These two practices serve different purposes, but they can also work together. We clear space out of a cluttered schedule or idea list, and then zoom in on the things we want to prioritize.
If you don't know this about me, I love etymology. If I bristle at an ugly word like 'business,' I look it up, give it some context, some history, and I often (not always) feel more compassion for the word. This works for people, too, by the way.
Old English bisignes
14th century "care, anxiety, diligence," "state of being much occupied or engaged"
late 16th century. "what one is about at the moment"
17th century, "matters which occupy one's time and attention."
Now this has turned into a practice of setting intentions.
A Mindful Business Practice
As if you were in the business of being you,
use a pen and paper and ask yourself:
If you feel stuck on any of the questions, you can look up prompts for how businesses bring together ideas. It might start as just a list of words or phrases that are meaningful to you, and eventually you create a coherent and succinct sentence. I'm still working on mine, here: Kaitlynn's Mission

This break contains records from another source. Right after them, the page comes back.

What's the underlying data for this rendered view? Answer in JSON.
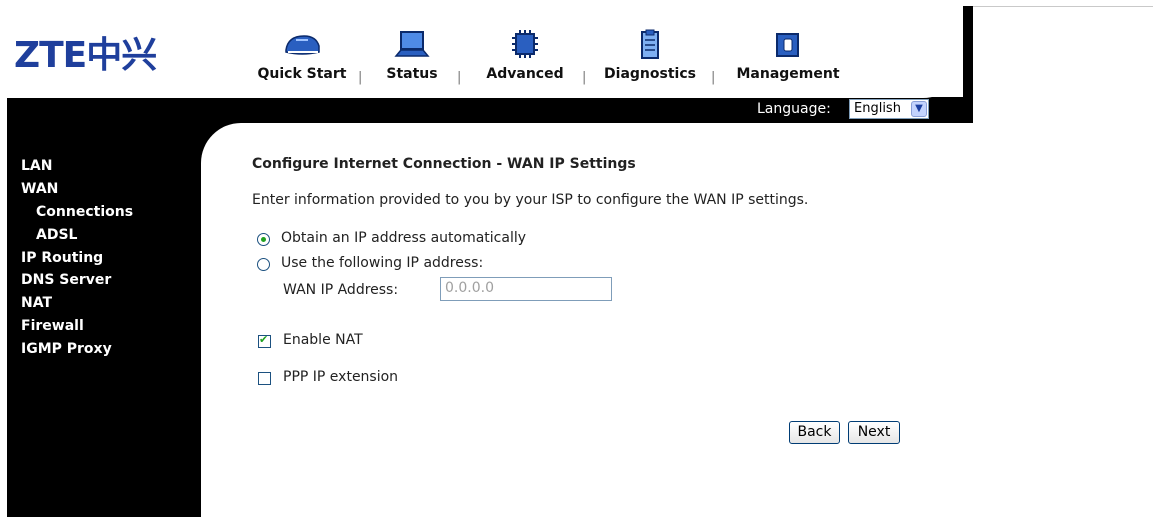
{
  "brand": {
    "logo": "ZTE中兴"
  },
  "nav": {
    "items": [
      {
        "label": "Quick Start",
        "icon": "sneaker-icon"
      },
      {
        "label": "Status",
        "icon": "laptop-icon"
      },
      {
        "label": "Advanced",
        "icon": "chip-icon"
      },
      {
        "label": "Diagnostics",
        "icon": "clipboard-icon"
      },
      {
        "label": "Management",
        "icon": "folder-icon"
      }
    ],
    "separator": "|"
  },
  "language": {
    "label": "Language:",
    "selected": "English"
  },
  "sidebar": {
    "items": [
      {
        "label": "LAN",
        "level": 0
      },
      {
        "label": "WAN",
        "level": 0
      },
      {
        "label": "Connections",
        "level": 1
      },
      {
        "label": "ADSL",
        "level": 1
      },
      {
        "label": "IP Routing",
        "level": 0
      },
      {
        "label": "DNS Server",
        "level": 0
      },
      {
        "label": "NAT",
        "level": 0
      },
      {
        "label": "Firewall",
        "level": 0
      },
      {
        "label": "IGMP Proxy",
        "level": 0
      }
    ]
  },
  "main": {
    "title": "Configure Internet Connection - WAN IP Settings",
    "description": "Enter information provided to you by your ISP to configure the WAN IP settings.",
    "radio_auto": {
      "label": "Obtain an IP address automatically",
      "checked": true
    },
    "radio_manual": {
      "label": "Use the following IP address:",
      "checked": false
    },
    "wan_ip": {
      "label": "WAN IP Address:",
      "value": "0.0.0.0"
    },
    "enable_nat": {
      "label": "Enable NAT",
      "checked": true
    },
    "ppp_ip_ext": {
      "label": "PPP IP extension",
      "checked": false
    },
    "back_label": "Back",
    "next_label": "Next"
  },
  "colors": {
    "brand_blue": "#1f3f9c",
    "sidebar_bg": "#000000",
    "check_green": "#21a121"
  }
}
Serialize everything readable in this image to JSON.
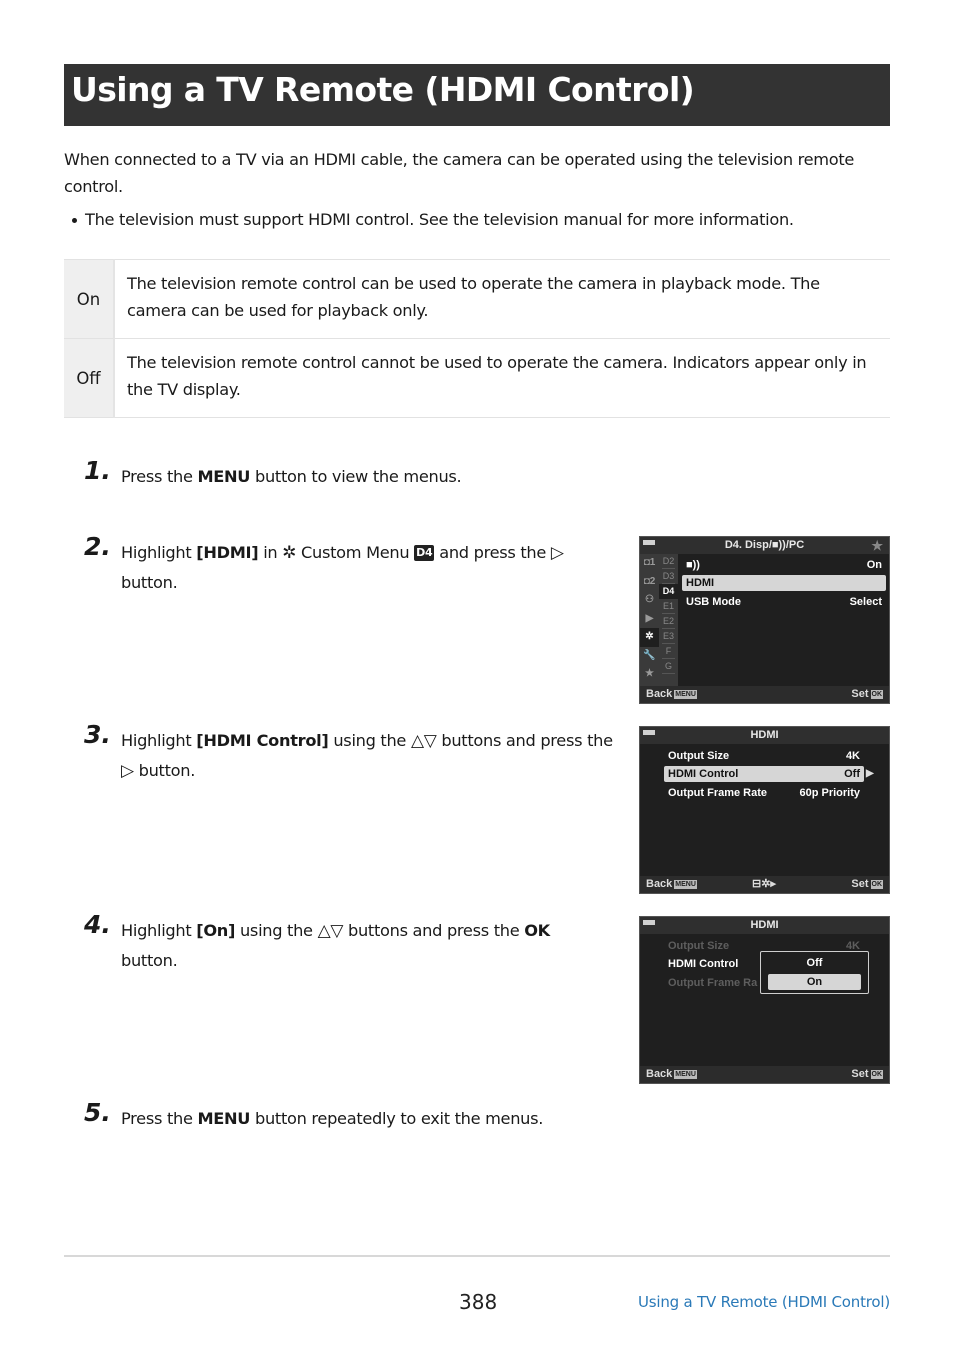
{
  "page": {
    "title": "Using a TV Remote (HDMI Control)",
    "intro": "When connected to a TV via an HDMI cable, the camera can be operated using the television remote control.",
    "bullet": "The television must support HDMI control. See the television manual for more information."
  },
  "options_table": [
    {
      "key": "On",
      "description": "The television remote control can be used to operate the camera in playback mode. The camera can be used for playback only."
    },
    {
      "key": "Off",
      "description": "The television remote control cannot be used to operate the camera. Indicators appear only in the TV display."
    }
  ],
  "steps": [
    {
      "num": "1.",
      "pre": "Press the ",
      "bold": "MENU",
      "post": " button to view the menus."
    },
    {
      "num": "2.",
      "pre": "Highlight ",
      "bold": "[HDMI]",
      "mid": " in ",
      "icon": "✲",
      "mid2": " Custom Menu ",
      "badge": "D4",
      "post": " and press the ",
      "arrow": "▷",
      "post2": " button."
    },
    {
      "num": "3.",
      "pre": "Highlight ",
      "bold": "[HDMI Control]",
      "mid": " using the ",
      "arrows": "△▽",
      "mid2": " buttons and press the ",
      "arrow": "▷",
      "post": " button."
    },
    {
      "num": "4.",
      "pre": "Highlight ",
      "bold": "[On]",
      "mid": " using the ",
      "arrows": "△▽",
      "mid2": " buttons and press the ",
      "bold2": "OK",
      "post": " button."
    },
    {
      "num": "5.",
      "pre": "Press the ",
      "bold": "MENU",
      "post": " button repeatedly to exit the menus."
    }
  ],
  "screen1": {
    "header": "D4. Disp/■))/PC",
    "tabs_main": [
      "◘1",
      "◘2",
      "⚇",
      "▶",
      "✲",
      "🔧",
      "★"
    ],
    "tabs_sub": [
      "D2",
      "D3",
      "D4",
      "E1",
      "E2",
      "E3",
      "F",
      "G"
    ],
    "rows": [
      {
        "label": "■))",
        "value": "On"
      },
      {
        "label": "HDMI",
        "value": ""
      },
      {
        "label": "USB Mode",
        "value": "Select"
      }
    ],
    "back": "Back",
    "menu_tag": "MENU",
    "set": "Set",
    "ok_tag": "OK"
  },
  "screen2": {
    "header": "HDMI",
    "rows": [
      {
        "label": "Output Size",
        "value": "4K"
      },
      {
        "label": "HDMI Control",
        "value": "Off"
      },
      {
        "label": "Output Frame Rate",
        "value": "60p Priority"
      }
    ],
    "back": "Back",
    "menu_tag": "MENU",
    "set": "Set",
    "ok_tag": "OK",
    "center_icon": "⊟✲▸"
  },
  "screen3": {
    "header": "HDMI",
    "rows": [
      {
        "label": "Output Size",
        "value": "4K"
      },
      {
        "label": "HDMI Control",
        "value": ""
      },
      {
        "label": "Output Frame Ra",
        "value": ""
      }
    ],
    "popup_options": [
      "Off",
      "On"
    ],
    "back": "Back",
    "menu_tag": "MENU",
    "set": "Set",
    "ok_tag": "OK"
  },
  "footer": {
    "page_number": "388",
    "link": "Using a TV Remote (HDMI Control)"
  }
}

You can write out your business, pin it somewhere you will see it, or memorize the contents. When a decision comes your way, and you're not sure the course of action: how do you adhere to your mission? When you have a message that's been waiting for a response: what will maintain your core values? When you have some free time in your schedule: What activity will follow your vision? (Or is it the absence of activity?)
Last year I had an intention of creating space. Funny enough, this relates to a lost word: busiless, ("At leisure; without business; unemployed.") A Mindful Busiless Practice might be more pertinent to you right now, that's okay!! For me, I needed to clear away excess, to figure out priorities, and conserve energy whenever possible. It took the whole year to feel any significant progress, but now that I can see a little bit of clearing, I decided I'm ready to mindfully add business in the things that I truly value.
A Mindful Busiless Practice